OKP: You recently came back from Jamaica, were you working on a new project?
S: Still Major Lazer, the album. The album is going to have 1,094 records on it and we’re going to get it remixed (Laughing).
Okayplayer: Why the name Switch?
S: It was a switch from kind of being deep and serious about stuff–we wanted to kind of take cool stuff exactly the way that hip-hop came about. We would take the best bits of something and put our twist on it and make it more it more entertaining and less static, less serious–and so we came up with the name switch. It was an amalgamation of everything we loved at the time, across the board from Fela Kuti to Aretha Franklin.
OKP: Next to each name you’ve produced under, please describe the sound:
Switch – “Switch” was originally Trevor Loveys and I when we were working together. It was set up to be more of a fun project. Everything at the time was serious and deep. It was around 2002 but we were mad into New York, Chicago, any of those alternative dub versions of garage house music. We were listening to a lot of that. Big influences were Basement Jaxx, Derek Carter, Armin Van Helden, all those guys were keeping us entertained. Little pockets of really cool shit; broken beat, that whole west London, Phil Asher, Bugz In The Attic. All those dudes.
A Brucker- At the time I was in a weird place that I couldn’t get out of. So I made up a pseudo name. It was more underground and experimental. The name just came to me.

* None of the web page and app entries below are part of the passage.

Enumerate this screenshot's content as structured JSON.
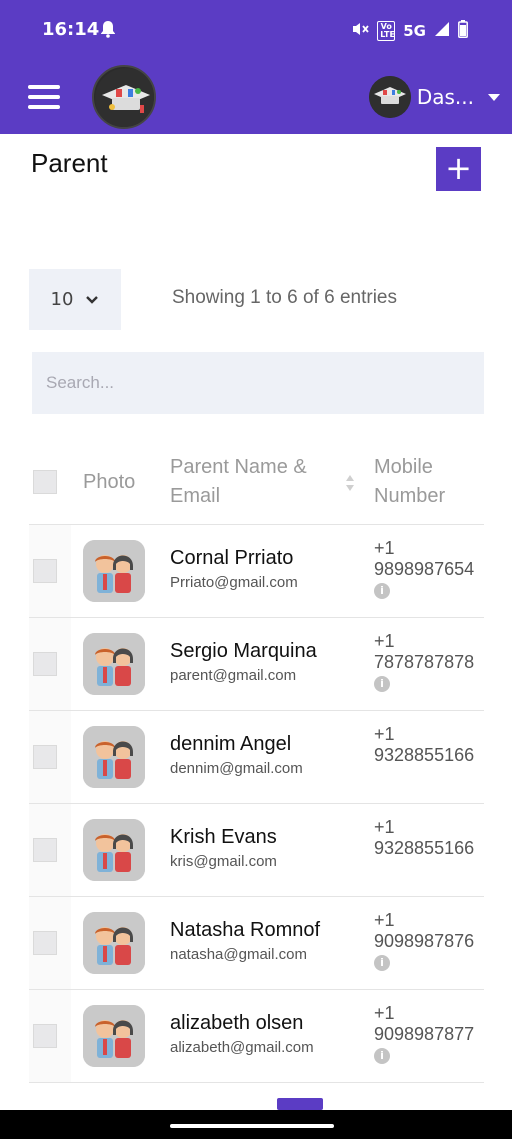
{
  "status_bar": {
    "time": "16:14",
    "network": "5G",
    "volte": "Vo LTE"
  },
  "header": {
    "user_name": "Das..."
  },
  "page": {
    "title": "Parent",
    "add_label": "+"
  },
  "table_controls": {
    "page_length": "10",
    "info_text": "Showing 1 to 6 of 6 entries",
    "search_placeholder": "Search..."
  },
  "table": {
    "columns": [
      "Photo",
      "Parent Name & Email",
      "Mobile Number"
    ],
    "rows": [
      {
        "name": "Cornal Prriato",
        "email": "Prriato@gmail.com",
        "code": "+1",
        "mobile": "9898987654"
      },
      {
        "name": "Sergio Marquina",
        "email": "parent@gmail.com",
        "code": "+1",
        "mobile": "7878787878"
      },
      {
        "name": "dennim Angel",
        "email": "dennim@gmail.com",
        "code": "+1",
        "mobile": "9328855166"
      },
      {
        "name": "Krish Evans",
        "email": "kris@gmail.com",
        "code": "+1",
        "mobile": "9328855166"
      },
      {
        "name": "Natasha Romnof",
        "email": "natasha@gmail.com",
        "code": "+1",
        "mobile": "9098987876"
      },
      {
        "name": "alizabeth olsen",
        "email": "alizabeth@gmail.com",
        "code": "+1",
        "mobile": "9098987877"
      }
    ]
  },
  "colors": {
    "primary": "#5b3cc4",
    "input_bg": "#eef1f7"
  },
  "icons": [
    "bell-icon",
    "mute-icon",
    "signal-icon",
    "battery-icon",
    "menu-icon",
    "chevron-down-icon",
    "sort-icon",
    "info-icon",
    "parent-avatar-icon"
  ]
}
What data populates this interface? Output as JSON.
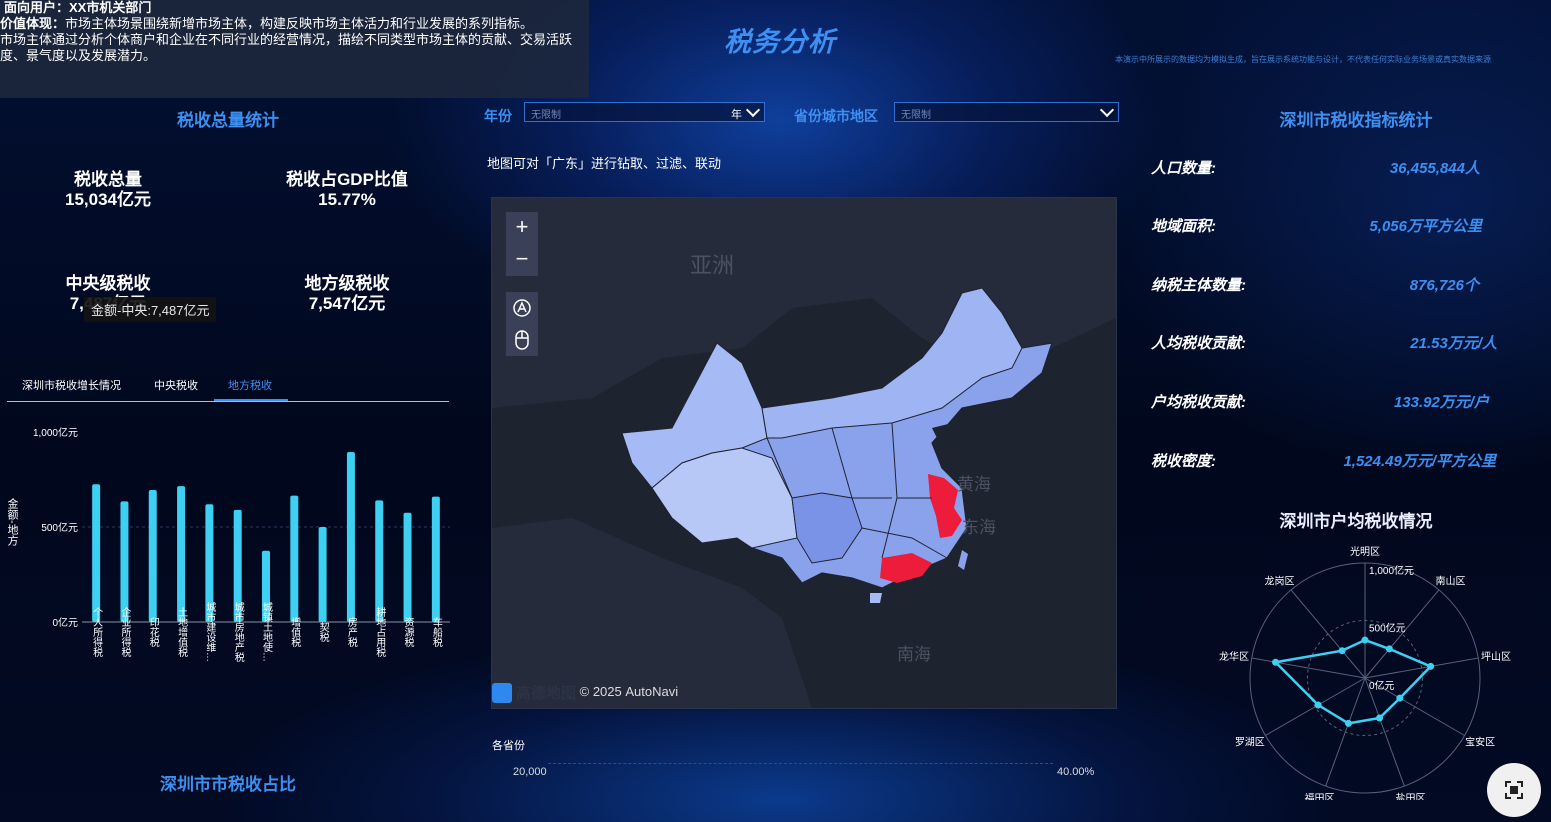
{
  "info": {
    "user_label": "面向用户：",
    "user_value": "XX市机关部门",
    "value_label": "价值体现：",
    "line1": "市场主体场景围绕新增市场主体，构建反映市场主体活力和行业发展的系列指标。",
    "line2": "市场主体通过分析个体商户和企业在不同行业的经营情况，描绘不同类型市场主体的贡献、交易活跃",
    "line3": "度、景气度以及发展潜力。"
  },
  "header": {
    "title": "税务分析",
    "disclaimer": "本演示中所展示的数据均为模拟生成，旨在展示系统功能与设计，不代表任何实际业务场景或真实数据来源"
  },
  "left": {
    "section_title": "税收总量统计",
    "stats": [
      {
        "label": "税收总量",
        "value": "15,034亿元"
      },
      {
        "label": "税收占GDP比值",
        "value": "15.77%"
      },
      {
        "label": "中央级税收",
        "value": "7,487亿元"
      },
      {
        "label": "地方级税收",
        "value": "7,547亿元"
      }
    ],
    "tooltip": "金额-中央:7,487亿元",
    "tabs": [
      "深圳市税收增长情况",
      "中央税收",
      "地方税收"
    ],
    "bottom_title": "深圳市市税收占比"
  },
  "filters": {
    "year_label": "年份",
    "year_value": "无限制",
    "year_unit": "年",
    "region_label": "省份城市地区",
    "region_value": "无限制"
  },
  "map": {
    "note": "地图可对「广东」进行钻取、过滤、联动",
    "zoom_in": "+",
    "zoom_out": "−",
    "labels": {
      "asia": "亚洲",
      "yellow_sea": "黄海",
      "east_sea": "东海",
      "south_sea": "南海"
    },
    "attribution_brand": "高德地图",
    "attribution": "© 2025 AutoNavi",
    "footer_label": "各省份",
    "footer_left": "20,000",
    "footer_right": "40.00%"
  },
  "right": {
    "section_title": "深圳市税收指标统计",
    "stats": [
      {
        "label": "人口数量:",
        "value": "36,455,844人"
      },
      {
        "label": "地域面积:",
        "value": "5,056万平方公里"
      },
      {
        "label": "纳税主体数量:",
        "value": "876,726个"
      },
      {
        "label": "人均税收贡献:",
        "value": "21.53万元/人"
      },
      {
        "label": "户均税收贡献:",
        "value": "133.92万元/户"
      },
      {
        "label": "税收密度:",
        "value": "1,524.49万元/平方公里"
      }
    ],
    "radar_title": "深圳市户均税收情况"
  },
  "chart_data": [
    {
      "type": "bar",
      "ylabel": "金额-地方",
      "ylim": [
        0,
        1000
      ],
      "yticks": [
        "1,000亿元",
        "500亿元",
        "0亿元"
      ],
      "categories": [
        "个人所得税",
        "企业所得税",
        "印花税",
        "土地增值税",
        "城市建设维…",
        "城市房地产税",
        "城镇土地使…",
        "增值税",
        "契税",
        "房产税",
        "耕地占用税",
        "资源税",
        "车船税"
      ],
      "values": [
        725,
        635,
        695,
        715,
        620,
        590,
        375,
        665,
        500,
        895,
        640,
        575,
        660
      ],
      "color": "#3ed0f2",
      "grid": true
    },
    {
      "type": "radar",
      "ylim": [
        0,
        1000
      ],
      "rticks": [
        "1,000亿元",
        "500亿元",
        "0亿元"
      ],
      "categories": [
        "光明区",
        "南山区",
        "坪山区",
        "宝安区",
        "盐田区",
        "福田区",
        "罗湖区",
        "龙华区",
        "龙岗区"
      ],
      "values": [
        330,
        330,
        580,
        350,
        370,
        420,
        470,
        790,
        310
      ],
      "color": "#3ed0f2"
    }
  ]
}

Solid groove - Was very debated about. Worst name ever. It’s very New York. That for me was the first time I was trying to make music. And realized that you can’t make a living at doing the type of music you like if it’s so underground.
Modular- Was more of a techno sound.
OKP: You still produce under those names?
S: Yeah I do. Still doing Solid Groove. Modular, I haven’t done anything in awhile but now that you’ve reminded me…
OKP: Why not produce everything under one name?
S: I think at the time…I don’t know. That’s a pretty good subject. You can see the reason for doing it; working with different people. For Wes and I, when we work we do it as Major Lazer because it has turned itself into a concept. It gives it a label…like branding it. The reason why I started doing different names for different styles? That’s kind of indicative of how English dance culture was at that time; you had your drum & bass culture; you had your hip-hop culture.
OKP: Weren’t you into drum & bass?
S: Yeah I was. Drum and bass was the first music that I ever had signed, it was on Moving Shadow. It was so different.
OKP: Who would you like to work with in the future?
S: You know who I think is really amazing is Little Dragon. I don’t think they need anything from me. Maybe I could do a remix for them.
OKP: Is there a “go-to” album or artist that you listen to that motivates you to write music?
S: Whenever I get stuck I always go back to whatever made me want to make music in the first place. Nightclubs and kind of watching what people dance to and what people get excited about. Or I listen to the radio. Like Gilles Peterson, who has been on Radio 1 forever. Whenever I’m stuck, I always go back to that because that’s what inspired me in the beginning
OKP: What kind of music are you listening to now?
S: Getting way more into stuff that’s coming out of London future garage, broken beats. I’m always listening mainly to more underground. No matter what scene it is, that’s the stuff that you learn from.